Almost six years ago I jumped out of an airplane. Not a perfectly good one, mind you. Because I've been told repeatedly by those who claim to know, "there are no perfectly good airplanes." Which is why skydivers prefer to jump out thousands of feet in the air versus staying in the plane as it touches down on terra firma.
My first jump-yes, I am a repeat offender-gave me a mere glimpse of freedom in the sky. Thankfully I was securely attached to a tandem instructor named Andre (in the picture). Yes, he was French. And tall. And cute. Then I met Dave the videographer, who jumped out with us to capture this moment (rather, five minutes) for posterity.
When I asked Andre a few questions to reassure myself he loved life and intended on sticking around for a long time, Dave dived into the conversation, solemnly informing me that very recently Andre's girlfriend broke up with him, he wrecked his car, his job was in jeopardy, and his dog was run over this morning. Of course I laughed. That Dave, what a cut-up. Joking around moments before I was scheduled to be hurled out at 13,000 feet. (Dave, you were joking, right? You do have a sense of humor?)
How long had I wanted to try a skydive? Thinking back, it started when my brother and my sister both tried it, decades ago when they were still in college. Of course we all know our brain cells are still forming, shifting and deciding what they want to be when they grow up, so the mind's decision-making ability is not always optimal. This explained a lot. But I digress from my digression.

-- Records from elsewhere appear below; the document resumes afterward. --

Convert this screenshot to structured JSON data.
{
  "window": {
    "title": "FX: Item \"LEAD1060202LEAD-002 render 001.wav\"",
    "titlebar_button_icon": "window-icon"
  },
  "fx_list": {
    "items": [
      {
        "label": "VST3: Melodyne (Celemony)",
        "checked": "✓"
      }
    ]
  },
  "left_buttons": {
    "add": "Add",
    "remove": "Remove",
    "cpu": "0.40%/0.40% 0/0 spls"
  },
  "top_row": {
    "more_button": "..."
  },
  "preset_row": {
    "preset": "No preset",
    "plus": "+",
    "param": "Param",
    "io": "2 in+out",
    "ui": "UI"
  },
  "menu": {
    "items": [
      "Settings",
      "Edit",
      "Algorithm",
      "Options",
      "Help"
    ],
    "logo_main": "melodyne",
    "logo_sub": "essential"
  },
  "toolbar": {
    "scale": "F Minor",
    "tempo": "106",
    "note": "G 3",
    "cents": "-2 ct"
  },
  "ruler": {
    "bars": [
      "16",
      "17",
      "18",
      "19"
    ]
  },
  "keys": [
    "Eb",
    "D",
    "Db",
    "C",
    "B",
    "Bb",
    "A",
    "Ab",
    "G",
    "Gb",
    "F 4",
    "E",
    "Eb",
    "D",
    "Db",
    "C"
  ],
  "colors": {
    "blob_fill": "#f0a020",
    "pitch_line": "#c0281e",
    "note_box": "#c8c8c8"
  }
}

First, my brother. He made two jumps, both using a static line and both with the old round canopies that pretty much floated and landed you wherever the winds decided. The static line was a setup to ensure a new jumper didn't forget to pull the ripcord and deploy the parachute. Ha, as if anyone would forget. Forget in time before you came dangerously close to earth? Maybe. But forget entirely? Doubtful.
So, as you jump from the airplane, the line connecting your parachute to something in the airplane tightens and pulls for you. Easy, right? Right, only in my opinion, pulling is the easy part. Landing in one piece is a bit more of a challenge.
My brother found that out on his second jump. His first was fairly uneventful, but then the winds picked up. In hindsight, he had no business jumping out of a plane with his lack of experience and those conditions. He broke his ankle.
My sister's end of jumping was less eventful.She ran out of money.
Both great excuses for not continuing on with a sport that some find much too dangerous, and others find the most peaceful place to be.
Now, a decision. I have a perfect opportunity to finish my training and get my first skydiving license this November. I am not sure what I will do. Part of me says to go for it. It is truly the most remarkable, adrenaline rush I have ever done. Part of me says "are you crazy, lady?"